Dr. Rob Chapman | firstname.lastname@example.org
Physiology is the scientific study of organ systems, cells, and biomolecules which work integratively to carry out the chemical or physical functions that exist in a living system. Exercise physiology is a specialized discipline that examines the physiological response of these various organ and cellular systems under the specific stress of exercise. Broadly, the study of exercise physiology has implications for athletic performance, the ability to complete work tasks (like in firefighting or military careers), physical fitness, and health and disease. Our laboratory focuses on exercise performance and the influence and identification of factors which limit performance.
Dr. Georgia Frey | email@example.com

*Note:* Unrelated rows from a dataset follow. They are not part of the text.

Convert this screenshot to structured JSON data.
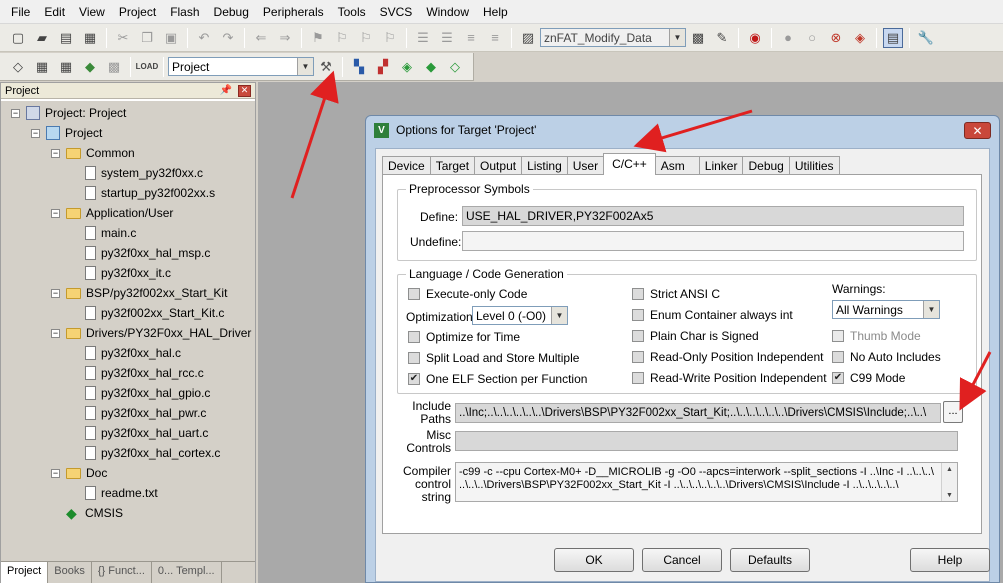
{
  "menu": [
    "File",
    "Edit",
    "View",
    "Project",
    "Flash",
    "Debug",
    "Peripherals",
    "Tools",
    "SVCS",
    "Window",
    "Help"
  ],
  "toolbar": {
    "find_combo_value": "znFAT_Modify_Data",
    "target_combo_value": "Project"
  },
  "project_panel": {
    "title": "Project",
    "tree": [
      {
        "label": "Project: Project",
        "level": 0,
        "kind": "root",
        "expanded": true
      },
      {
        "label": "Project",
        "level": 1,
        "kind": "target",
        "expanded": true
      },
      {
        "label": "Common",
        "level": 2,
        "kind": "folder",
        "expanded": true
      },
      {
        "label": "system_py32f0xx.c",
        "level": 3,
        "kind": "file"
      },
      {
        "label": "startup_py32f002xx.s",
        "level": 3,
        "kind": "file"
      },
      {
        "label": "Application/User",
        "level": 2,
        "kind": "folder",
        "expanded": true
      },
      {
        "label": "main.c",
        "level": 3,
        "kind": "file"
      },
      {
        "label": "py32f0xx_hal_msp.c",
        "level": 3,
        "kind": "file"
      },
      {
        "label": "py32f0xx_it.c",
        "level": 3,
        "kind": "file"
      },
      {
        "label": "BSP/py32f002xx_Start_Kit",
        "level": 2,
        "kind": "folder",
        "expanded": true
      },
      {
        "label": "py32f002xx_Start_Kit.c",
        "level": 3,
        "kind": "file"
      },
      {
        "label": "Drivers/PY32F0xx_HAL_Driver",
        "level": 2,
        "kind": "folder",
        "expanded": true
      },
      {
        "label": "py32f0xx_hal.c",
        "level": 3,
        "kind": "file"
      },
      {
        "label": "py32f0xx_hal_rcc.c",
        "level": 3,
        "kind": "file"
      },
      {
        "label": "py32f0xx_hal_gpio.c",
        "level": 3,
        "kind": "file"
      },
      {
        "label": "py32f0xx_hal_pwr.c",
        "level": 3,
        "kind": "file"
      },
      {
        "label": "py32f0xx_hal_uart.c",
        "level": 3,
        "kind": "file"
      },
      {
        "label": "py32f0xx_hal_cortex.c",
        "level": 3,
        "kind": "file"
      },
      {
        "label": "Doc",
        "level": 2,
        "kind": "folder",
        "expanded": true
      },
      {
        "label": "readme.txt",
        "level": 3,
        "kind": "file"
      },
      {
        "label": "CMSIS",
        "level": 2,
        "kind": "gem"
      }
    ],
    "bottom_tabs": [
      "Project",
      "Books",
      "{} Funct...",
      "0... Templ..."
    ]
  },
  "dialog": {
    "title": "Options for Target 'Project'",
    "tabs": [
      "Device",
      "Target",
      "Output",
      "Listing",
      "User",
      "C/C++",
      "Asm",
      "Linker",
      "Debug",
      "Utilities"
    ],
    "active_tab": "C/C++",
    "preprocessor": {
      "legend": "Preprocessor Symbols",
      "define_label": "Define:",
      "define_value": "USE_HAL_DRIVER,PY32F002Ax5",
      "undefine_label": "Undefine:",
      "undefine_value": ""
    },
    "language": {
      "legend": "Language / Code Generation",
      "execute_only": {
        "label": "Execute-only Code",
        "checked": false
      },
      "optimization_label": "Optimization:",
      "optimization_value": "Level 0 (-O0)",
      "optimize_time": {
        "label": "Optimize for Time",
        "checked": false
      },
      "split_load": {
        "label": "Split Load and Store Multiple",
        "checked": false
      },
      "one_elf": {
        "label": "One ELF Section per Function",
        "checked": true,
        "mark": "✔"
      },
      "strict_ansi": {
        "label": "Strict ANSI C",
        "checked": false
      },
      "enum_container": {
        "label": "Enum Container always int",
        "checked": false
      },
      "plain_char": {
        "label": "Plain Char is Signed",
        "checked": false
      },
      "ro_pi": {
        "label": "Read-Only Position Independent",
        "checked": false
      },
      "rw_pi": {
        "label": "Read-Write Position Independent",
        "checked": false
      },
      "warnings_label": "Warnings:",
      "warnings_value": "All Warnings",
      "thumb_mode": {
        "label": "Thumb Mode",
        "checked": false,
        "disabled": true
      },
      "no_auto_includes": {
        "label": "No Auto Includes",
        "checked": false
      },
      "c99_mode": {
        "label": "C99 Mode",
        "checked": true,
        "mark": "✔"
      }
    },
    "include_paths": {
      "label_line1": "Include",
      "label_line2": "Paths",
      "value": "..\\Inc;..\\..\\..\\..\\..\\..\\Drivers\\BSP\\PY32F002xx_Start_Kit;..\\..\\..\\..\\..\\..\\Drivers\\CMSIS\\Include;..\\..\\",
      "browse_label": "..."
    },
    "misc_controls": {
      "label_line1": "Misc",
      "label_line2": "Controls",
      "value": ""
    },
    "compiler_control": {
      "label_line1": "Compiler",
      "label_line2": "control",
      "label_line3": "string",
      "line1": "-c99 -c --cpu Cortex-M0+ -D__MICROLIB -g -O0 --apcs=interwork --split_sections -I ..\\Inc -I ..\\..\\..\\",
      "line2": "..\\..\\..\\Drivers\\BSP\\PY32F002xx_Start_Kit -I ..\\..\\..\\..\\..\\..\\Drivers\\CMSIS\\Include -I ..\\..\\..\\..\\..\\"
    },
    "buttons": {
      "ok": "OK",
      "cancel": "Cancel",
      "defaults": "Defaults",
      "help": "Help"
    }
  },
  "colors": {
    "annotation_arrow": "#e02020",
    "dialog_frame": "#bcd0e6",
    "workspace": "#a9a9a9"
  }
}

There is a need to develop effective, evidence-based ways to get people with disabilities more active, reduce disease burden and improve quality of life. Our lab uses a multidisciplinary approach to address this need. For example, we are currently developing a gamified mobile app to motivate adults with autism spectrum diagnoses to engage in more physical activity. The lab also houses the Indiana University Adapted Physical Activity program that allows IU students to work with children with disabilities in an activity setting.
Dr. Jack Raglin | firstname.lastname@example.org
In recent years, classic topics in sport science have been studied under the lens of psychology. Such a topic is how athletes pace themselves in order to optimize their performance. To study pacing in the laboratory setting, we have cyclists complete maximal exercise bouts with or against an avatar displayed on a computer screen. This research has revealed that many athletes can perform up to 2% better than previously established maximal efforts, a phenomena referred to as the performance reserve. Avatar research can also be used to manipulate performance expectations in a manner akin to the placebo effect.
Dr. David Koceja | email@example.com
Our lab records electrical activity of muscles and electrically stimulates nerves to measure neural circuits in the spinal cord. Using this methodology, we attempt to better understand how the neuromuscular system changes as we age, and how disease (e.g., stroke) impacts our ability to move. We also study the role of exercise and other intervention programs in maintaining neural health throughout the lifespan. Our main goal is to understand human aging and to develop programs to assist in the control of posture and balance in older adults.
Dr. John Shea | firstname.lastname@example.org
Historically, walking was thought to be automatic, with no attention needed for planning and monitoring purposes. It is now known that this is not the case. Our research has been directed at the discovery of the central processing mechanisms used in the control of gait. We use various experimental protocols to study this. For example, we might request an individual to begin, stop, or modify their gait in response to an expected or unexpected signal. This approach has allowed us to discover central control mechanisms for gait and to identify their limitations. This research will assist in the development of interventions for gait-related disorders, such as those experienced by individuals with Parkinson's disease, stroke, or peripheral neuropathy.
You can find the labs in the bground floor of Public Health. Use the below graphic as a map.
There are many ways to get involved in research.
- Participate in a research study. Contact any of the labs to find out if you are eligible. Most experiments offer payment and/or extra credit.
- Sometimes labs have openings for undergraduate research assistants. Contact the lab director to ask. Research experience can be a fun way to learn outside the classroom, and it looks great on a grad school application.
- Major in Exercise Science.
- Consider a Masters or PhD program to get a degree in research. The Department of Kinesiology offers a number of graduate degrees in areas of exercise science. Make sure to contact the professor you’re interested in working with before you apply.
Lists of faculty projects can be found by following the Projects link.